1st Edition

Representing Schizophrenia in the Media A Corpus-Based Approach to UK Press Coverage

By James Balfour Copyright 2023
    218 Pages 17 B/W Illustrations
    by Routledge

    This book presents a critical analysis of ways in which schizophrenia and people with schizophrenia are represented in the press. Interrogating a 15-million-word corpus of news articles published by nine UK national newspapers over a 15-year period, the author draws on techniques from corpus linguistics and critical discourse analysis to identify the most frequent and salient linguistic features used by journalists to influence and reflect broader public attitudes towards people with schizophrenia. In doing so this book:

    • Evaluates the extent to which media representations are accurate and the extent to which they are potentially helpful or harmful towards people living with schizophrenia;
    • Employs a bottom-up approach guided by linguistic patterns, such as collocates and keywords, identified by corpus software;
    • Contributes to the de-stigmatisation of schizophrenic disorder by unveiling some of the widespread misconceptions surrounding it;
    • Applies a mixed-methods approach in order to expose attitudes and beliefs found ‘between the lines’ – values and assumptions which are often implicit in the way language is used and therefore not visible to the naked eye.

    The findings of this monograph will be relevant to advanced students and researchers of health communication, corpus linguistics and applied linguistics and will also carry importance for journalists and mental health practitioners.

    1. Introduction; 2. Representing schizophrenia in the corpus; 3. Representing schizophrenia in different newspapers; 4. Representing schizophrenia over time; 5. Representing schizophrenia in metaphors; 6. Representing schizophrenia in terms of horror; 7. Representing schizophrenia in terms of blame; 8. Conclusion; 9. Index

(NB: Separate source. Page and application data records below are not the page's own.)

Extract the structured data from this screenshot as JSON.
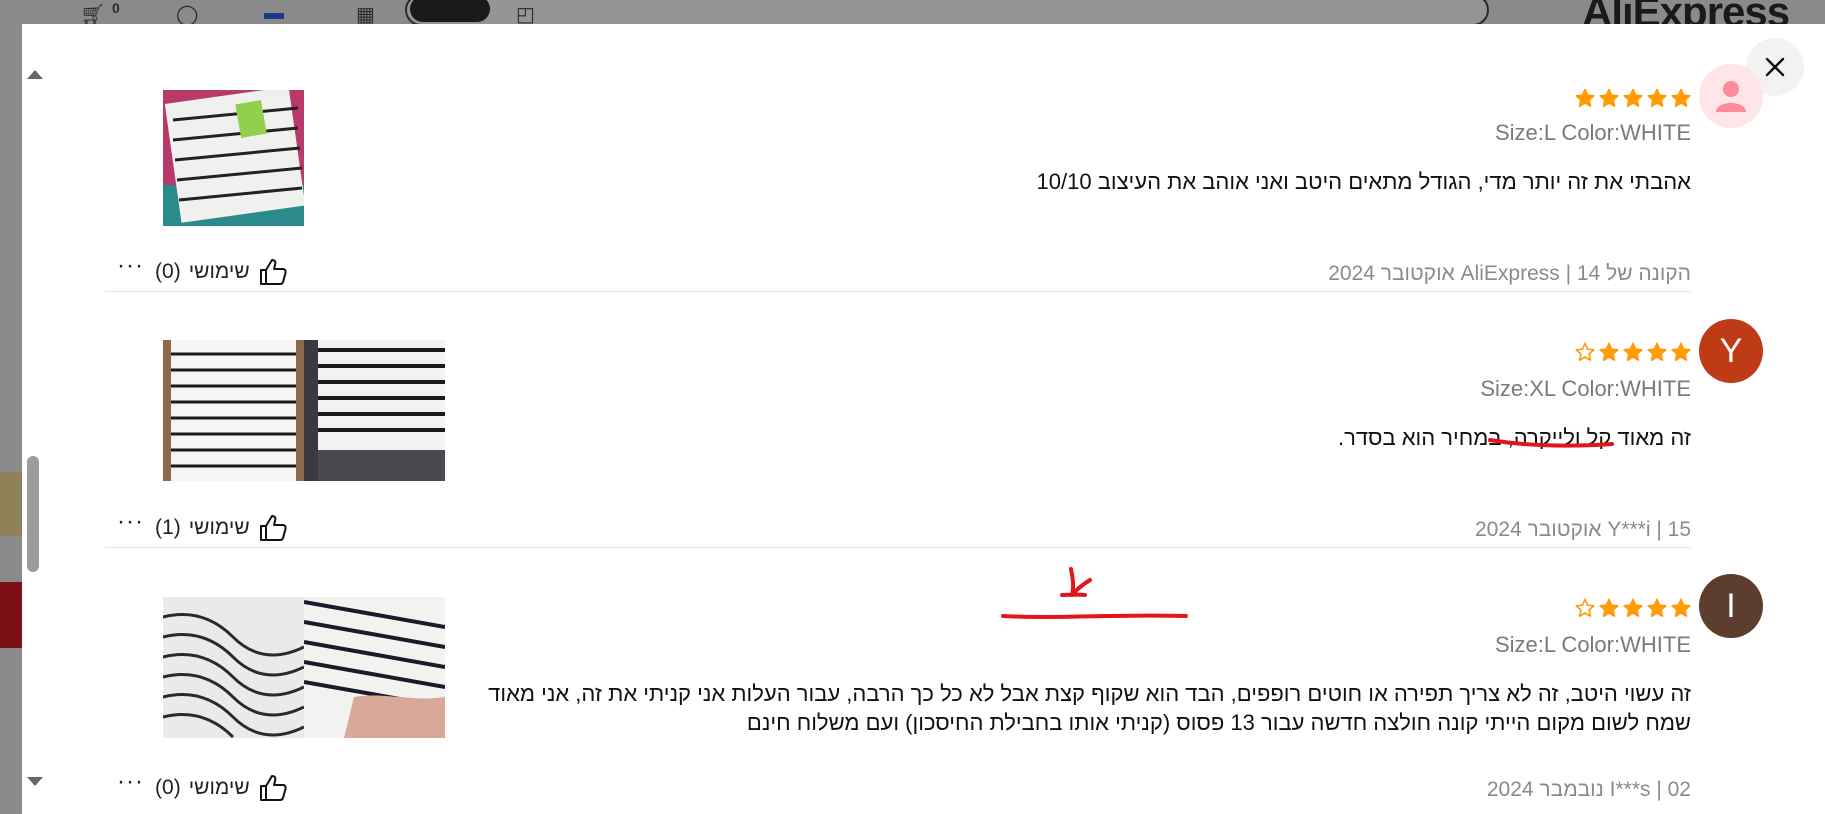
{
  "header": {
    "logo": "AliExpress",
    "cart_count": "0"
  },
  "modal": {
    "close_label": "×"
  },
  "reviews": [
    {
      "avatar_letter": "",
      "avatar_color": "#ffe4e8",
      "rating": 5,
      "variant": "Size:L Color:WHITE",
      "text": "אהבתי את זה יותר מדי, הגודל מתאים היטב ואני אוהב את העיצוב 10/10",
      "meta": "הקונה של AliExpress | 14 אוקטובר 2024",
      "helpful_label": "שימושי",
      "helpful_count": "(0)",
      "photos": 1
    },
    {
      "avatar_letter": "Y",
      "avatar_color": "#bf3b15",
      "rating": 4,
      "variant": "Size:XL Color:WHITE",
      "text": "זה מאוד קל ולייקרה, במחיר הוא בסדר.",
      "meta": "Y***i | 15 אוקטובר 2024",
      "helpful_label": "שימושי",
      "helpful_count": "(1)",
      "photos": 2
    },
    {
      "avatar_letter": "I",
      "avatar_color": "#5c3d2e",
      "rating": 4,
      "variant": "Size:L Color:WHITE",
      "text": "זה עשוי היטב, זה לא צריך תפירה או חוטים רופפים, הבד הוא שקוף קצת אבל לא כל כך הרבה, עבור העלות אני קניתי את זה, אני מאוד שמח לשום מקום הייתי קונה חולצה חדשה עבור 13 פסוס (קניתי אותו בחבילת החיסכון) ועם משלוח חינם",
      "meta": "I***s | 02 נובמבר 2024",
      "helpful_label": "שימושי",
      "helpful_count": "(0)",
      "photos": 2
    }
  ],
  "colors": {
    "star": "#ff9a00",
    "annotation": "#e0161b"
  }
}
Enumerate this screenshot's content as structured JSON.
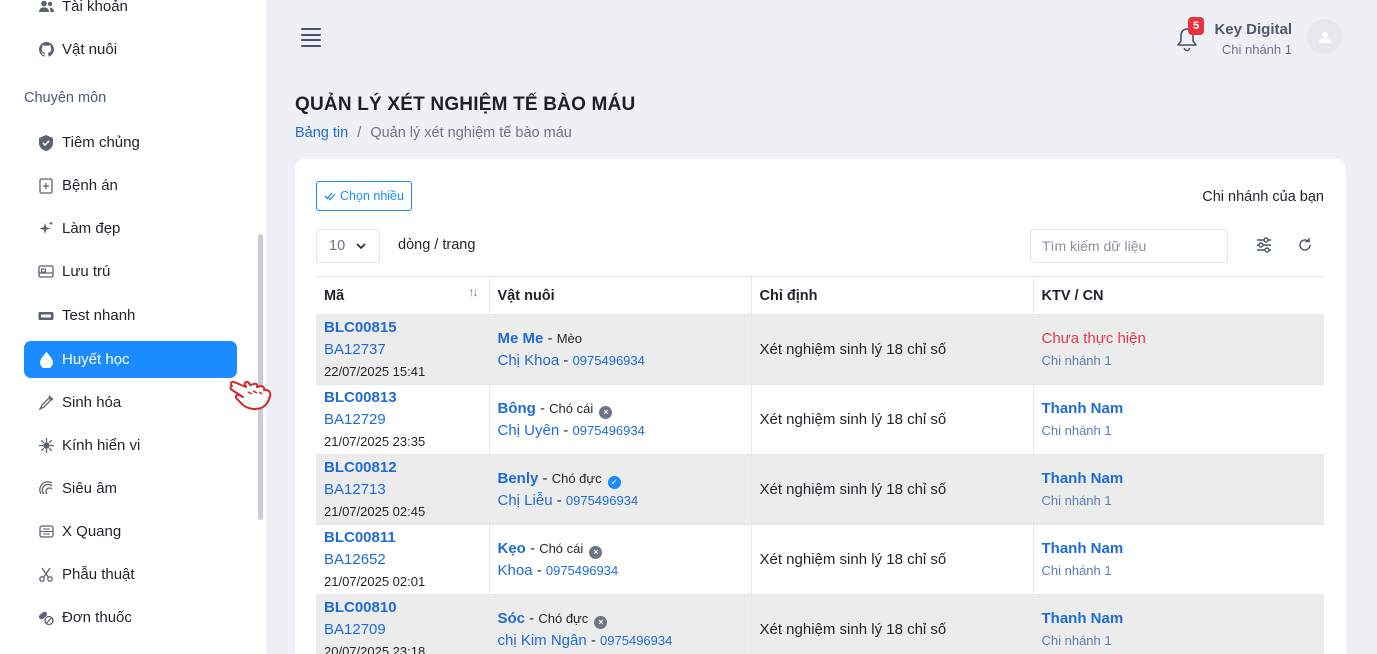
{
  "sidebar": {
    "top_items": [
      {
        "label": "Tài khoản",
        "icon": "users-icon"
      },
      {
        "label": "Vật nuôi",
        "icon": "github-icon"
      }
    ],
    "section_label": "Chuyên môn",
    "items": [
      {
        "label": "Tiêm chủng",
        "icon": "shield-icon"
      },
      {
        "label": "Bệnh án",
        "icon": "medical-file-icon"
      },
      {
        "label": "Làm đẹp",
        "icon": "sparkle-icon"
      },
      {
        "label": "Lưu trú",
        "icon": "bed-icon"
      },
      {
        "label": "Test nhanh",
        "icon": "test-kit-icon"
      },
      {
        "label": "Huyết học",
        "icon": "blood-drop-icon",
        "active": true
      },
      {
        "label": "Sinh hóa",
        "icon": "pipette-icon"
      },
      {
        "label": "Kính hiển vi",
        "icon": "virus-icon"
      },
      {
        "label": "Siêu âm",
        "icon": "ultrasound-icon"
      },
      {
        "label": "X Quang",
        "icon": "xray-icon"
      },
      {
        "label": "Phẫu thuật",
        "icon": "scissors-icon"
      },
      {
        "label": "Đơn thuốc",
        "icon": "pills-icon"
      }
    ]
  },
  "header": {
    "notification_count": "5",
    "user_name": "Key Digital",
    "user_branch": "Chi nhánh 1"
  },
  "page": {
    "title": "QUẢN LÝ XÉT NGHIỆM TẾ BÀO MÁU",
    "breadcrumb_home": "Bảng tin",
    "breadcrumb_sep": "/",
    "breadcrumb_current": "Quản lý xét nghiệm tế bào máu"
  },
  "toolbar": {
    "multi_select_label": "Chọn nhiều",
    "branch_label": "Chi nhánh của bạn",
    "page_size": "10",
    "rows_per_page_label": "dòng / trang",
    "search_placeholder": "Tìm kiếm dữ liệu"
  },
  "table": {
    "headers": [
      "Mã",
      "Vật nuôi",
      "Chỉ định",
      "KTV / CN"
    ],
    "rows": [
      {
        "code": "BLC00815",
        "ref": "BA12737",
        "date": "22/07/2025 15:41",
        "pet": "Me Me",
        "species": "Mèo",
        "status_icon": "",
        "owner": "Chị Khoa",
        "phone": "0975496934",
        "test": "Xét nghiệm sinh lý 18 chỉ số",
        "ktv": "Chưa thực hiện",
        "ktv_pending": true,
        "branch": "Chi nhánh 1"
      },
      {
        "code": "BLC00813",
        "ref": "BA12729",
        "date": "21/07/2025 23:35",
        "pet": "Bông",
        "species": "Chó cái",
        "status_icon": "x",
        "owner": "Chị Uyên",
        "phone": "0975496934",
        "test": "Xét nghiệm sinh lý 18 chỉ số",
        "ktv": "Thanh Nam",
        "ktv_pending": false,
        "branch": "Chi nhánh 1"
      },
      {
        "code": "BLC00812",
        "ref": "BA12713",
        "date": "21/07/2025 02:45",
        "pet": "Benly",
        "species": "Chó đực",
        "status_icon": "ok",
        "owner": "Chị Liễu",
        "phone": "0975496934",
        "test": "Xét nghiệm sinh lý 18 chỉ số",
        "ktv": "Thanh Nam",
        "ktv_pending": false,
        "branch": "Chi nhánh 1"
      },
      {
        "code": "BLC00811",
        "ref": "BA12652",
        "date": "21/07/2025 02:01",
        "pet": "Kẹo",
        "species": "Chó cái",
        "status_icon": "x",
        "owner": "Khoa",
        "phone": "0975496934",
        "test": "Xét nghiệm sinh lý 18 chỉ số",
        "ktv": "Thanh Nam",
        "ktv_pending": false,
        "branch": "Chi nhánh 1"
      },
      {
        "code": "BLC00810",
        "ref": "BA12709",
        "date": "20/07/2025 23:18",
        "pet": "Sóc",
        "species": "Chó đực",
        "status_icon": "x",
        "owner": "chị Kim Ngân",
        "phone": "0975496934",
        "test": "Xét nghiệm sinh lý 18 chỉ số",
        "ktv": "Thanh Nam",
        "ktv_pending": false,
        "branch": "Chi nhánh 1"
      }
    ]
  },
  "colors": {
    "primary": "#1a8cff",
    "link": "#1e6bd6",
    "pending": "#e03a4a",
    "badge": "#e5333f"
  }
}
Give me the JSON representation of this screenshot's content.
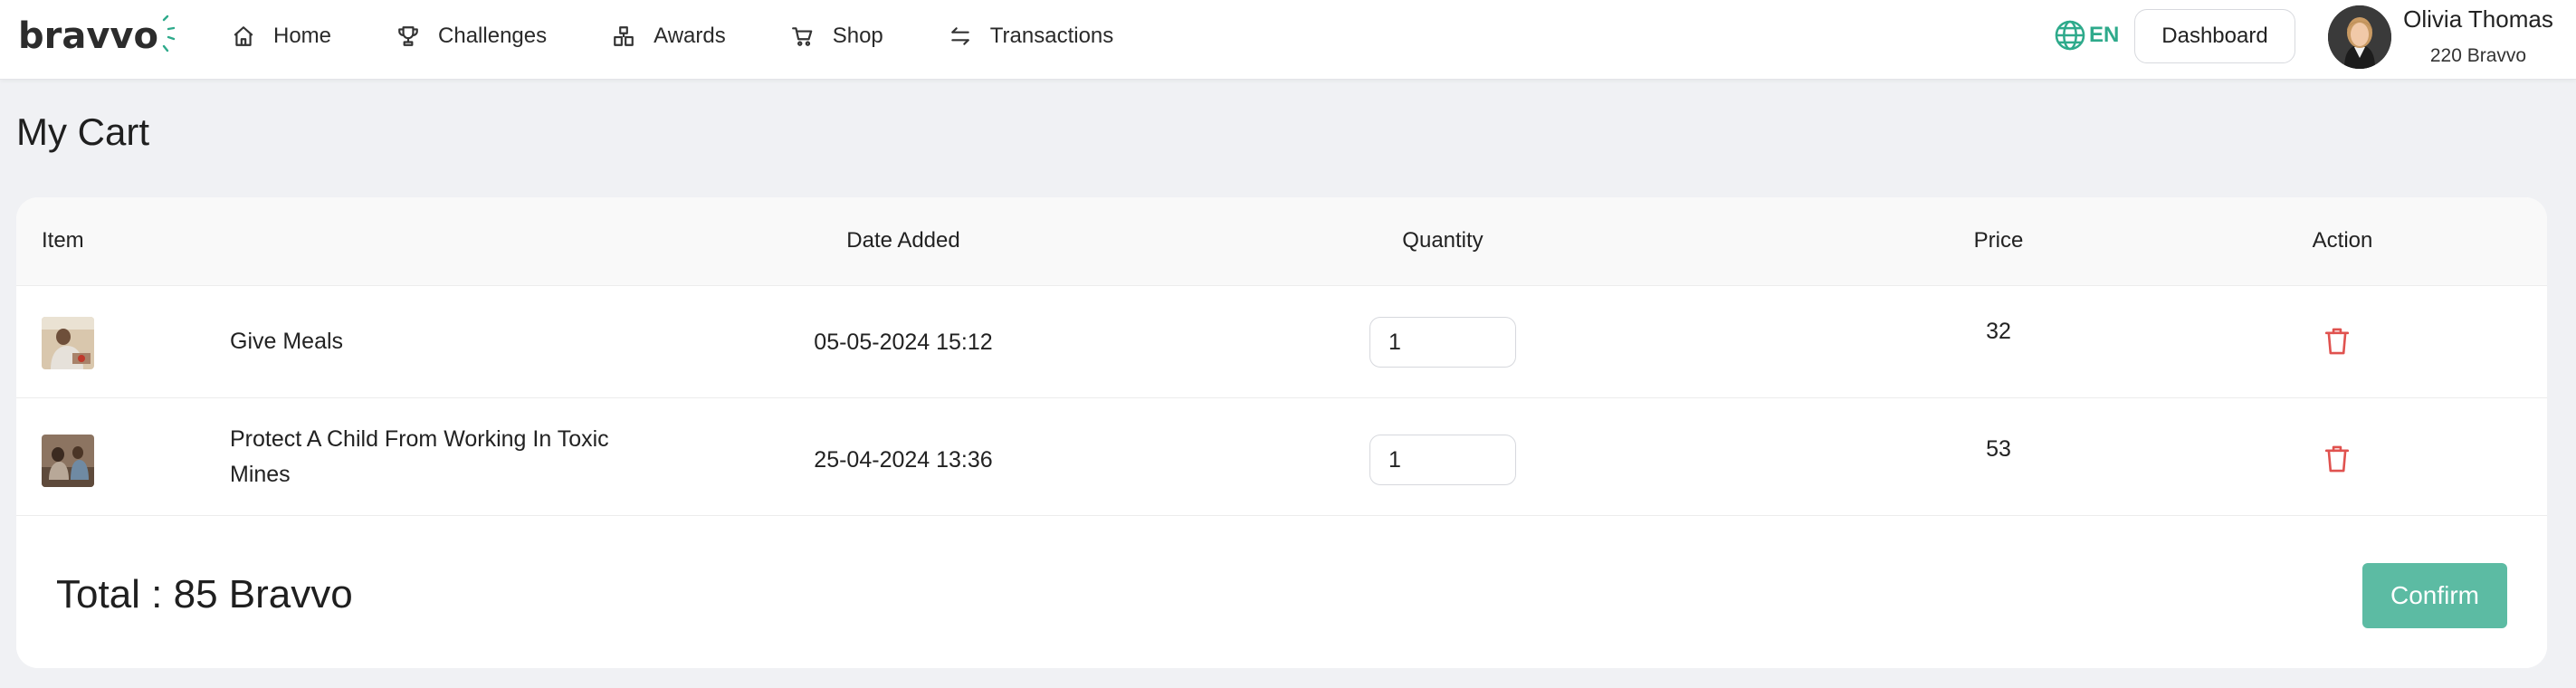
{
  "brand": {
    "name": "bravvo",
    "accent": "#2eaa8b"
  },
  "nav": {
    "items": [
      {
        "label": "Home",
        "icon": "home-icon"
      },
      {
        "label": "Challenges",
        "icon": "trophy-icon"
      },
      {
        "label": "Awards",
        "icon": "awards-icon"
      },
      {
        "label": "Shop",
        "icon": "cart-icon"
      },
      {
        "label": "Transactions",
        "icon": "transfer-icon"
      }
    ]
  },
  "header": {
    "language": "EN",
    "dashboard_label": "Dashboard",
    "user": {
      "name": "Olivia Thomas",
      "balance": "220 Bravvo"
    }
  },
  "page": {
    "title": "My Cart"
  },
  "cart": {
    "columns": [
      "Item",
      "Date Added",
      "Quantity",
      "Price",
      "Action"
    ],
    "rows": [
      {
        "name": "Give Meals",
        "date_added": "05-05-2024 15:12",
        "quantity": "1",
        "price": "32",
        "action_icon": "trash-icon"
      },
      {
        "name": "Protect A Child From Working In Toxic Mines",
        "date_added": "25-04-2024 13:36",
        "quantity": "1",
        "price": "53",
        "action_icon": "trash-icon"
      }
    ],
    "total_label": "Total : 85 Bravvo",
    "confirm_label": "Confirm"
  },
  "colors": {
    "confirm": "#5cbba3",
    "delete": "#e0524f",
    "background": "#f0f1f4"
  }
}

    James Balfour is Lecturer in English Language and Linguistics at the University of Glasgow. He is currently interested in public discourses around mental health, in particular how we use language to understand people who experience psychosis. In his research he promotes language which is accurate and tolerant.